Too many college-age kids are unable to care for their most basic needs, which doesn’t bode well for my future.
Peter Gray, Ph.D., a research professor at Boston College, writes in Psychology Today that increasing lack of resilience among today’s college kids is causing educators all kinds of problems.
“Students are increasingly seeking help for, and apparently having emotional crises over, problems of everyday life,” he writes.
He cites some worrisome examples.
At one major university, emergency calls to the counseling department more than doubled over the past five years.
In one case, a female student felt traumatized because her roommate had called her a “bitch.”
In another case, two students “sought counseling because they had seen a mouse in their off-campus apartment” - after they panicked and called the police, who set a mousetrap for the startled students.
Such needy students are forcing faculty to do more hand-holding, and to lower academic standards, so as to not challenge the fragile little nitwits too much.
Because if professors do challenge them, the whiners will go to online professor-rating sites and give the professors lousy reviews.
Where did this unresilient, needy generation come from?
Gray says it is rooted in the way children are being parented over the past few decades and the decline in “children’s opportunities to play, explore, and pursue their own interests away from adults.”
These kids were raised in an era when everyone gets a trophy and a star on their forehead - regardless of effort or results. They are accustomed to their “helicopter parents” solving all of their problems.
“We have raised a generation of young people who have not been given the opportunity to learn how to solve their own problems,” writes Gray. “They have not been given the opportunity to get into trouble and find their own way out, to experience failure and realize they can survive it, to be called bad names by others and learn how to respond without adult intervention.”

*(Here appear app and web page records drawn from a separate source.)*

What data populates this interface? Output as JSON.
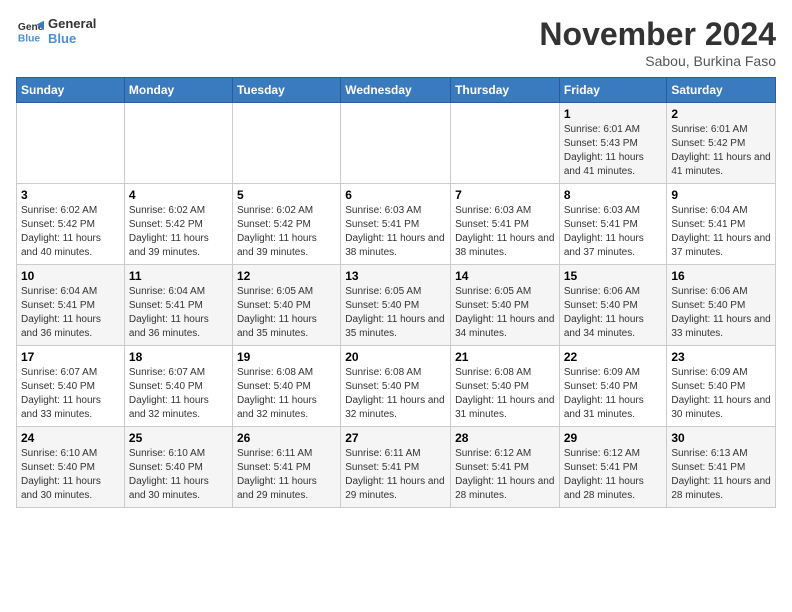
{
  "logo": {
    "line1": "General",
    "line2": "Blue"
  },
  "title": "November 2024",
  "subtitle": "Sabou, Burkina Faso",
  "days_header": [
    "Sunday",
    "Monday",
    "Tuesday",
    "Wednesday",
    "Thursday",
    "Friday",
    "Saturday"
  ],
  "weeks": [
    [
      {
        "day": "",
        "info": ""
      },
      {
        "day": "",
        "info": ""
      },
      {
        "day": "",
        "info": ""
      },
      {
        "day": "",
        "info": ""
      },
      {
        "day": "",
        "info": ""
      },
      {
        "day": "1",
        "info": "Sunrise: 6:01 AM\nSunset: 5:43 PM\nDaylight: 11 hours and 41 minutes."
      },
      {
        "day": "2",
        "info": "Sunrise: 6:01 AM\nSunset: 5:42 PM\nDaylight: 11 hours and 41 minutes."
      }
    ],
    [
      {
        "day": "3",
        "info": "Sunrise: 6:02 AM\nSunset: 5:42 PM\nDaylight: 11 hours and 40 minutes."
      },
      {
        "day": "4",
        "info": "Sunrise: 6:02 AM\nSunset: 5:42 PM\nDaylight: 11 hours and 39 minutes."
      },
      {
        "day": "5",
        "info": "Sunrise: 6:02 AM\nSunset: 5:42 PM\nDaylight: 11 hours and 39 minutes."
      },
      {
        "day": "6",
        "info": "Sunrise: 6:03 AM\nSunset: 5:41 PM\nDaylight: 11 hours and 38 minutes."
      },
      {
        "day": "7",
        "info": "Sunrise: 6:03 AM\nSunset: 5:41 PM\nDaylight: 11 hours and 38 minutes."
      },
      {
        "day": "8",
        "info": "Sunrise: 6:03 AM\nSunset: 5:41 PM\nDaylight: 11 hours and 37 minutes."
      },
      {
        "day": "9",
        "info": "Sunrise: 6:04 AM\nSunset: 5:41 PM\nDaylight: 11 hours and 37 minutes."
      }
    ],
    [
      {
        "day": "10",
        "info": "Sunrise: 6:04 AM\nSunset: 5:41 PM\nDaylight: 11 hours and 36 minutes."
      },
      {
        "day": "11",
        "info": "Sunrise: 6:04 AM\nSunset: 5:41 PM\nDaylight: 11 hours and 36 minutes."
      },
      {
        "day": "12",
        "info": "Sunrise: 6:05 AM\nSunset: 5:40 PM\nDaylight: 11 hours and 35 minutes."
      },
      {
        "day": "13",
        "info": "Sunrise: 6:05 AM\nSunset: 5:40 PM\nDaylight: 11 hours and 35 minutes."
      },
      {
        "day": "14",
        "info": "Sunrise: 6:05 AM\nSunset: 5:40 PM\nDaylight: 11 hours and 34 minutes."
      },
      {
        "day": "15",
        "info": "Sunrise: 6:06 AM\nSunset: 5:40 PM\nDaylight: 11 hours and 34 minutes."
      },
      {
        "day": "16",
        "info": "Sunrise: 6:06 AM\nSunset: 5:40 PM\nDaylight: 11 hours and 33 minutes."
      }
    ],
    [
      {
        "day": "17",
        "info": "Sunrise: 6:07 AM\nSunset: 5:40 PM\nDaylight: 11 hours and 33 minutes."
      },
      {
        "day": "18",
        "info": "Sunrise: 6:07 AM\nSunset: 5:40 PM\nDaylight: 11 hours and 32 minutes."
      },
      {
        "day": "19",
        "info": "Sunrise: 6:08 AM\nSunset: 5:40 PM\nDaylight: 11 hours and 32 minutes."
      },
      {
        "day": "20",
        "info": "Sunrise: 6:08 AM\nSunset: 5:40 PM\nDaylight: 11 hours and 32 minutes."
      },
      {
        "day": "21",
        "info": "Sunrise: 6:08 AM\nSunset: 5:40 PM\nDaylight: 11 hours and 31 minutes."
      },
      {
        "day": "22",
        "info": "Sunrise: 6:09 AM\nSunset: 5:40 PM\nDaylight: 11 hours and 31 minutes."
      },
      {
        "day": "23",
        "info": "Sunrise: 6:09 AM\nSunset: 5:40 PM\nDaylight: 11 hours and 30 minutes."
      }
    ],
    [
      {
        "day": "24",
        "info": "Sunrise: 6:10 AM\nSunset: 5:40 PM\nDaylight: 11 hours and 30 minutes."
      },
      {
        "day": "25",
        "info": "Sunrise: 6:10 AM\nSunset: 5:40 PM\nDaylight: 11 hours and 30 minutes."
      },
      {
        "day": "26",
        "info": "Sunrise: 6:11 AM\nSunset: 5:41 PM\nDaylight: 11 hours and 29 minutes."
      },
      {
        "day": "27",
        "info": "Sunrise: 6:11 AM\nSunset: 5:41 PM\nDaylight: 11 hours and 29 minutes."
      },
      {
        "day": "28",
        "info": "Sunrise: 6:12 AM\nSunset: 5:41 PM\nDaylight: 11 hours and 28 minutes."
      },
      {
        "day": "29",
        "info": "Sunrise: 6:12 AM\nSunset: 5:41 PM\nDaylight: 11 hours and 28 minutes."
      },
      {
        "day": "30",
        "info": "Sunrise: 6:13 AM\nSunset: 5:41 PM\nDaylight: 11 hours and 28 minutes."
      }
    ]
  ]
}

“Young people, 18 years and older, going to college still unable or unwilling to take responsibility for themselves, still feeling that if a problem arises they need an adult to solve it,” writes Gray.
It’s bad enough that so many of today’s unresilient, needy, gritless kids are woefully unprepared to support their own future, but what’s worse is that they’re not going to be able to support mine.
Consider: Our government has racked up $18.2 trillion in debt. The Congressional Budget Office says that in a few years, entitlement costs are going to soar. We either cut the bejeezus out of government spending or ratchet taxes way up.
Regardless, a reckoning is coming and it is going to be ugly. Today’s college kids are likely to experience runaway inflation, higher taxes and, as a result, an anemic economy that will make it even harder for young people to get jobs and pay their considerable bills.
But if today’s pampered little wusses aren’t able to deal with a mouse in their off-campus apartment, how on God’s Earth are they going to be able to deal with the pain that awaits them?
See, after years of being taken - busting my hump as a self-employed writer for the pleasure of cutting big, fat checks to the IRS - I have plans to become a taker. I hope to retire in 15 years, pay zero taxes and sit back fat and happy, collecting Social Security and Medicare benefits.
Which worries me.
How will I rely on today’s pampered college nitwits who panic and call the cops when a lousy mouse is in their off-campus apartment?
Tom Purcell, author of “Misadventures of a 1970’s Childhood” and “Comical Sense: A Lone Humorist Takes on a World Gone Nutty!” is a Pittsburgh Tribune-Review humor columnist. Send comments to Tom at Tom@TomPurcell.com